WORKING DATA
= Beginning of Section =
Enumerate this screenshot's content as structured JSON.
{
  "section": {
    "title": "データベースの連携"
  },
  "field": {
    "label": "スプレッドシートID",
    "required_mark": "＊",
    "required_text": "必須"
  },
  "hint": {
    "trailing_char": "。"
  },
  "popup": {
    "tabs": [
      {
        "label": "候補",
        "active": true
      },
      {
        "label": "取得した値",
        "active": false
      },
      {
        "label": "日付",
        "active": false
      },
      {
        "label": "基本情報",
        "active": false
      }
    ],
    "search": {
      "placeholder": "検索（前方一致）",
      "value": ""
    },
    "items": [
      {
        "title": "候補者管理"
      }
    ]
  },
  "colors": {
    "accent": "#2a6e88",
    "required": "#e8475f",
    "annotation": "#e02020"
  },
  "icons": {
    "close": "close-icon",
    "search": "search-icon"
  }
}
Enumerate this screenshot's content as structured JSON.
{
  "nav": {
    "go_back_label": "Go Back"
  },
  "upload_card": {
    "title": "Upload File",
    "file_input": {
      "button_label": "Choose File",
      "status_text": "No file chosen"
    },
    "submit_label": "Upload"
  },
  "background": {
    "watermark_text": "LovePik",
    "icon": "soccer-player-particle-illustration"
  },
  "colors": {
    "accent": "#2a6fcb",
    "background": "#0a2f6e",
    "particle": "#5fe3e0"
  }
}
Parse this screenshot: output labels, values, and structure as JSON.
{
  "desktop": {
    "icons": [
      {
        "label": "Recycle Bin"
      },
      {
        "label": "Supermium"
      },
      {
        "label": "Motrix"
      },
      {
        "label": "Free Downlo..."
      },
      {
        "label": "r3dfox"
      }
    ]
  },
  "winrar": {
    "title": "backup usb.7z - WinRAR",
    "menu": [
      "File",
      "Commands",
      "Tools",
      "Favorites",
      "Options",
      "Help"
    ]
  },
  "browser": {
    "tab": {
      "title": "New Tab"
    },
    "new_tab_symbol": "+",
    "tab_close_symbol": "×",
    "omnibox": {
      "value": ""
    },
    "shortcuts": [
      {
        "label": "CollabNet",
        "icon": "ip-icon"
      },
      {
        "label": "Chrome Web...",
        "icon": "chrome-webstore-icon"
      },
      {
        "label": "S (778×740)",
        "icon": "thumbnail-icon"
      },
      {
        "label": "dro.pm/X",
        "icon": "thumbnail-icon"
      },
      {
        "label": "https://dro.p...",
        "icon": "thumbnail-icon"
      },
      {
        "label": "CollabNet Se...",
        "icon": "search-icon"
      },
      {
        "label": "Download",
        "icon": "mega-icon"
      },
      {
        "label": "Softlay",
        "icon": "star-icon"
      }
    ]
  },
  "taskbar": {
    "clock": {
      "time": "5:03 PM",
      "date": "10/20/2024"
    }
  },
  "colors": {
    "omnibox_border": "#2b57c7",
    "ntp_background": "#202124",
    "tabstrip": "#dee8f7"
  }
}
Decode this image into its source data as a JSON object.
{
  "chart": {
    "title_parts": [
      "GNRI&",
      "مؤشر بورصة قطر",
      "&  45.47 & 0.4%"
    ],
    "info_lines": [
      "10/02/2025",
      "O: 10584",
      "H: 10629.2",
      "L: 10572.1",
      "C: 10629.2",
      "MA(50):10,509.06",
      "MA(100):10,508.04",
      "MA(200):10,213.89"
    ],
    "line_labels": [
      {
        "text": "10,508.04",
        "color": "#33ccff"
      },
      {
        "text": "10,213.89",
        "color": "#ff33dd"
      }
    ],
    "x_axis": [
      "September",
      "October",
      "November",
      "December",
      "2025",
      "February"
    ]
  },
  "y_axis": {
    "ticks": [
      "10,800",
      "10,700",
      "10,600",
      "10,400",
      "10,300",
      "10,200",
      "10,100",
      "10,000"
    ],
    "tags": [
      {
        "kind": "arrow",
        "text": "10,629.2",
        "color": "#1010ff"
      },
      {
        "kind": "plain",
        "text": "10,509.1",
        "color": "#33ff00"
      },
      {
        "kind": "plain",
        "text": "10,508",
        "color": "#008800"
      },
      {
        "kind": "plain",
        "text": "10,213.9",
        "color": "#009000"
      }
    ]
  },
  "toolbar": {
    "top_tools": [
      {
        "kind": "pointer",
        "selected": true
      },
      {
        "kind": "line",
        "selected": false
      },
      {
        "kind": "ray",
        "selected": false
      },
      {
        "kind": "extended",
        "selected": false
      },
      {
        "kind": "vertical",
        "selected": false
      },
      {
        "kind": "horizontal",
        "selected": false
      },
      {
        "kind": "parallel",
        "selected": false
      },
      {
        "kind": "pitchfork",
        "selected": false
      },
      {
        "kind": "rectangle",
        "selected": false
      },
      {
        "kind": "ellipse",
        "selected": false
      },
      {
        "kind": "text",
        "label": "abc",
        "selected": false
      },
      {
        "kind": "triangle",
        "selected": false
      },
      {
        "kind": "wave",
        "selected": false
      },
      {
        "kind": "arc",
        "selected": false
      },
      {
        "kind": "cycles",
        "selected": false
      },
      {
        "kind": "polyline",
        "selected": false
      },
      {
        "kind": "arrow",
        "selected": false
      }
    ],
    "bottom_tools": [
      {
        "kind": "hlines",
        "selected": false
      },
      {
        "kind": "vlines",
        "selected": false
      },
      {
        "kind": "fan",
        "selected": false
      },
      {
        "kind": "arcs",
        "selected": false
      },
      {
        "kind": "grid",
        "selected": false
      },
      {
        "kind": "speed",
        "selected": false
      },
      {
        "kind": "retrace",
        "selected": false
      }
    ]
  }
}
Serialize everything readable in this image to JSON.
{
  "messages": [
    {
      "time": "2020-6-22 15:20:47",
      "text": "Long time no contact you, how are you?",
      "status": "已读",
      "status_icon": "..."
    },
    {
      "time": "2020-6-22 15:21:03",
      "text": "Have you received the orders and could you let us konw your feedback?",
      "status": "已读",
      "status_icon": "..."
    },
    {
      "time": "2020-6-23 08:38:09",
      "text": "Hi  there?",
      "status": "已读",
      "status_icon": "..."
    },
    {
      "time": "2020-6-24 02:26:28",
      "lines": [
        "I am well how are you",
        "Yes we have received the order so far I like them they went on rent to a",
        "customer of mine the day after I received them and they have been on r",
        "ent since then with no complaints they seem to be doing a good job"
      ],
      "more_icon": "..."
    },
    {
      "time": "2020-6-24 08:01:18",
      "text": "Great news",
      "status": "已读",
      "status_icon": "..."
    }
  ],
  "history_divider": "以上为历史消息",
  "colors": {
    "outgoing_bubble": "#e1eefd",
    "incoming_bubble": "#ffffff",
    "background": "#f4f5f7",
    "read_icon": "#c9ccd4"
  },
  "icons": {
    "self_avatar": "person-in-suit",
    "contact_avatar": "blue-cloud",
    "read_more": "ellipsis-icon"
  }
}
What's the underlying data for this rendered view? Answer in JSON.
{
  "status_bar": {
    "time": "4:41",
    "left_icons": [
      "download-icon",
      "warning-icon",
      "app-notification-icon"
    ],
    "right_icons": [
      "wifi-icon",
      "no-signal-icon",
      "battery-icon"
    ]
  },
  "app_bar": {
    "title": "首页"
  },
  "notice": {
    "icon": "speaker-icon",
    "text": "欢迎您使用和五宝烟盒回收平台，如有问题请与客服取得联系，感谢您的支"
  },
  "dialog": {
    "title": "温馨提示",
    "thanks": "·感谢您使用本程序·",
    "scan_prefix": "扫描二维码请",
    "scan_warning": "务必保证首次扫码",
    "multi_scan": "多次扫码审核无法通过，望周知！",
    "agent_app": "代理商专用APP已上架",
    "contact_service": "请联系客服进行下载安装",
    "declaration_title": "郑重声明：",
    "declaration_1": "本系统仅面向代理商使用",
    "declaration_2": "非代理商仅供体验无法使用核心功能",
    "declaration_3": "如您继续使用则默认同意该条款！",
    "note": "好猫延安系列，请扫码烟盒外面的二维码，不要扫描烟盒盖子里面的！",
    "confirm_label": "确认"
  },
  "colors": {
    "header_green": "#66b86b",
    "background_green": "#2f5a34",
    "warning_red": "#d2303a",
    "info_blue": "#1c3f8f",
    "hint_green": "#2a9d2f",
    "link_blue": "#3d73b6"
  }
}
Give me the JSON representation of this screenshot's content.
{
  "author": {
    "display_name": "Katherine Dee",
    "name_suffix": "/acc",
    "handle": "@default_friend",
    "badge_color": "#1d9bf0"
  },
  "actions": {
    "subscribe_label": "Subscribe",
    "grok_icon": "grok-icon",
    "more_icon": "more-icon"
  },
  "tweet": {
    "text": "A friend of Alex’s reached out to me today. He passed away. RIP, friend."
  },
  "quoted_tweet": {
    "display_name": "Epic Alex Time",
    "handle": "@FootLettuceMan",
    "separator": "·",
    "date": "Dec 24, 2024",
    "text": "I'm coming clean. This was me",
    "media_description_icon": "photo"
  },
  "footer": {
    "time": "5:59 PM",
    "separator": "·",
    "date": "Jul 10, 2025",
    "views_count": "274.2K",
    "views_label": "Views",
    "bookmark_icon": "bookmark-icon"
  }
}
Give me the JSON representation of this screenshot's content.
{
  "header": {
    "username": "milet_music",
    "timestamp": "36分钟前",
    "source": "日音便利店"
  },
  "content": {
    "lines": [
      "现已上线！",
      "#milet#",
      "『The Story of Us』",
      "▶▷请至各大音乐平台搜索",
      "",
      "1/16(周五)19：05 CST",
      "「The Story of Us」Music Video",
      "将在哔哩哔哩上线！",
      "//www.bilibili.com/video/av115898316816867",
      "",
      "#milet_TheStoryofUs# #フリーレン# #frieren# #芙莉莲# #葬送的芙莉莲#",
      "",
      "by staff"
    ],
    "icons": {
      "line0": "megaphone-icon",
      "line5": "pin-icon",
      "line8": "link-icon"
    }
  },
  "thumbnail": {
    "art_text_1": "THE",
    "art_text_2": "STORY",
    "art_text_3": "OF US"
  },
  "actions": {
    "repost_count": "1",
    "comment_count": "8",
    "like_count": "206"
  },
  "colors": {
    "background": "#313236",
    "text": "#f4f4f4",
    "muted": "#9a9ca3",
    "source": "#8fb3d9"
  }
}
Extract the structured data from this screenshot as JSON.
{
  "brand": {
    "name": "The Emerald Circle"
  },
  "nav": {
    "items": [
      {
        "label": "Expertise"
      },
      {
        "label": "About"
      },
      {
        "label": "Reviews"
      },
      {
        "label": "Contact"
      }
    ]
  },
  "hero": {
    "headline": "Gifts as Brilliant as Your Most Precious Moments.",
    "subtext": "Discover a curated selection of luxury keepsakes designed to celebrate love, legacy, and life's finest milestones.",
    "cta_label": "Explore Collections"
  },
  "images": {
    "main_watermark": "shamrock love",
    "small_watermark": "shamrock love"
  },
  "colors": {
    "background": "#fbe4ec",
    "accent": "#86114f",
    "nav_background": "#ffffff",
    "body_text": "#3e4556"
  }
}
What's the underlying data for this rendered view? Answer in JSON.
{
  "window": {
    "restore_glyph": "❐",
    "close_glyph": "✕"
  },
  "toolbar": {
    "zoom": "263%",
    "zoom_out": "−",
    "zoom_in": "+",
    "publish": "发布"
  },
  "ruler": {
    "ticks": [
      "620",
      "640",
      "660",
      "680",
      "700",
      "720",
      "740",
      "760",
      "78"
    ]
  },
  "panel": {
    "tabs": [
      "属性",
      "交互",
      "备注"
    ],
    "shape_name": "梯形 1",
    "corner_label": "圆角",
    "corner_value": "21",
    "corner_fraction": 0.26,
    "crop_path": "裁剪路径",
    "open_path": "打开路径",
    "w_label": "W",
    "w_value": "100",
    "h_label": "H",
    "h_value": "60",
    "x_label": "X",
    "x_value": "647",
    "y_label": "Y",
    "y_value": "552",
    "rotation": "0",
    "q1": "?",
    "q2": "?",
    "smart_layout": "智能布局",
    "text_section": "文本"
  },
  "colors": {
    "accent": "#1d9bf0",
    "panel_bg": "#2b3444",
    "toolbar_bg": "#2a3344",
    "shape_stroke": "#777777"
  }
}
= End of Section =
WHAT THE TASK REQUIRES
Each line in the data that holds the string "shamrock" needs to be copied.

SOLUTION FOR THIS EXERCISE
    "main_watermark": "shamrock love",
    "small_watermark": "shamrock love"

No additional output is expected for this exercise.